ERIC Number: ED443332
Record Type: RIE
Publication Date: 1991
Reference Count: N/A
Tides and Trends in Higher Education.
This paper examines changes in American higher education, using the metaphor of ocean tides. The tides of change in the 1980s included public demands for assessment and accountability; fairness and credibility in advantages and benefits; improved quality of education; effectiveness and efficiency; assurance that college graduates were personally effective and outstanding participants in society; and improved quality of life. American colleges and universities continually struggled in the undertow of national tides to deal with unexpected shifts in areas such as cultural pluralism; rising costs of higher education; loss of public support for and understanding of education; and changing roles of teachers. Changes in the shorelines of higher education include the aging of the professoriate; aging physical facilities; older, part-time students; pluralistic student populations; declining basic learning skills; and diverse learning habits, motives, and values. The monograph offers the hope that national optimism and confidence in the 21st century will be restored by the flood tides of the 1990s, including the 500th anniversary of the discovery of America; continuing technological and cultural change; international cooperation within a global economy; internationalization of undergraduate curricula; and planning and preparing for the 21st century. (SM)
Descriptors: Accountability, Age Differences, Cultural Pluralism, Diversity (Student), Educational Change, Educational Quality, Educational Trends, Futures (of Society), Higher Education, Public Opinion, Public Support, Science and Society, Teacher Characteristics, Teacher Competencies, Values
Institute of Higher Education, Candler Hall, University of Georgia, Athens, GA 30602; Tel: 404-542-3464.
Publication Type: Opinion Papers; Speeches/Meeting Papers
Education Level: N/A
Authoring Institution: Georgia Univ., Athens.
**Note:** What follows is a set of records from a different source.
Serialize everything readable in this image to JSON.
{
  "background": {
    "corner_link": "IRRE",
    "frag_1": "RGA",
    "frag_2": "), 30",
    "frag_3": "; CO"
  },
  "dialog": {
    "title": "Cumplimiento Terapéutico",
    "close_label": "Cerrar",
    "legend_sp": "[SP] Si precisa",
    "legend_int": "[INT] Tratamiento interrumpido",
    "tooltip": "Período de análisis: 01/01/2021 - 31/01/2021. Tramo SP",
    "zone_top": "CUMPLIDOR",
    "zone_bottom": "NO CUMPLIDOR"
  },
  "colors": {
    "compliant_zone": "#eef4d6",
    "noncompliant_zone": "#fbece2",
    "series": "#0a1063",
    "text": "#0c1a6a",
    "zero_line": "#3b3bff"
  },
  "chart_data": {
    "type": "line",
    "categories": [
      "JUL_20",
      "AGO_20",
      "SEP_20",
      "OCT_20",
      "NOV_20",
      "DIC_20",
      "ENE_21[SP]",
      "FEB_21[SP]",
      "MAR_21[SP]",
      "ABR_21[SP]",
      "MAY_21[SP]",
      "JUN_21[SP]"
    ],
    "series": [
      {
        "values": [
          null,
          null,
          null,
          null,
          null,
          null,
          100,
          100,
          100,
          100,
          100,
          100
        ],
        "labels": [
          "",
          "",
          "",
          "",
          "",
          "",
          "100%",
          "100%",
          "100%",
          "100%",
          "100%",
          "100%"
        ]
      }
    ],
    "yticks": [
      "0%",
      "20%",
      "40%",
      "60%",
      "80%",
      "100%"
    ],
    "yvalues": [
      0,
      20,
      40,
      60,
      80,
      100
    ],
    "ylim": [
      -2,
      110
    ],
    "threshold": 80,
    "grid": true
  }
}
Inst. of Higher Education.
Note: Paper presented at the Annual Fall Conference of the Jackson State University (Mississippi, August 19, 1991).